CW/ Shelby West

Raelee Sents, Staff Reporter

For the past two years, plans for returning to campus have consisted of mask mandates, social distancing and other COVID-19 precautions. 

Returning to campus this year is going to look more like it did pre-pandemic. 

Dr. Richard Friend, dean of the college of Community Health Sciences, said the University looks forward to welcoming students back “for another normal semester.” 

However, Friend said the University will continue to “encourage common sense precautions like vaccinations and boosters, and emphasize masking and medication when needed.” 

“We’ve had a wonderful summer on campus,” Friend said. 

The University announced earlier this year that it would be ramping down its COVID-19 protocols and quarantine spaces following the end of the campus mask mandate that was implemented following the nationwide case spike caused by the omicron variant last winter.  

The University of Alabama System Office continued to maintain the dashboard displaying weekly case counts until the end of the spring semester. It has not been updated since May.  

Friend said he expects the “wonderful summer on campus” to continue into a normal fall semester. 

With fewer restrictions in place, some students think it will be easier to get involved on campus. 

Annie Hart, a junior majoring in marketing, said her freshman year was “definitely a weird, difficult and isolating time.”  

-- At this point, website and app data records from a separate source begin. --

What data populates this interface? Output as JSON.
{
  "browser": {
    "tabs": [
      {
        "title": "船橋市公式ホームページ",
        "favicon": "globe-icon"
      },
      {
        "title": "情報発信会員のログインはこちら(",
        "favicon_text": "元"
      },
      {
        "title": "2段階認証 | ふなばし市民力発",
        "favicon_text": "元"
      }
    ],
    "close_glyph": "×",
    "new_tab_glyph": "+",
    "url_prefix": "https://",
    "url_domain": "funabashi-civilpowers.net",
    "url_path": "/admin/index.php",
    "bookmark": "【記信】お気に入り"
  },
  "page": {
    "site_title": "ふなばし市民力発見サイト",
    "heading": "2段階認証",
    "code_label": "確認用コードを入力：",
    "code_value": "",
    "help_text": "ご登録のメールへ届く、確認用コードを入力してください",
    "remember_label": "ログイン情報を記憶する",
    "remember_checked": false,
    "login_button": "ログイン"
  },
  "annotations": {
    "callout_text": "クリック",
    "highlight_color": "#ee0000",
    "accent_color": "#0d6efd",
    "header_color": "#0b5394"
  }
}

Hart said that being an out-of-state student and not being able to meet in-person for classes, organizations and events made getting involved and meeting people hard for her. 

“Living on your own for the first time is super weird and difficult anyways, but adding remote classes and limited opportunities for involvement definitely made it way harder,” Hart said 

Since Get On Board Day was online in the fall of 2020, Hart felt that she missed out on joining clubs and meeting people her freshman year.  

According to the Division of Student Life’s website, Get On Board Day is a “tabling fair where student organizations, departments, and community partners set up booths to provide information about what they offer.” 

Hart added that with the University returning to normal, she encourages the incoming freshmen “to get involved in everything they can.”  

“The University has so much to offer in terms of involvement opportunities and clubs and organizations, there’s something for everyone,” she said.  

According to the New York Times, on July 11, there was a daily average of 62 COVID-19 cases in Tuscaloosa.  

According to a July 7 update from the CDC, the community level of COVID-19 in Tuscaloosa County is low based on cases and hospitalizations.  

“The test positivity rate in Tuscaloosa County is very high, suggesting that cases are being significantly undercounted,” the article reported.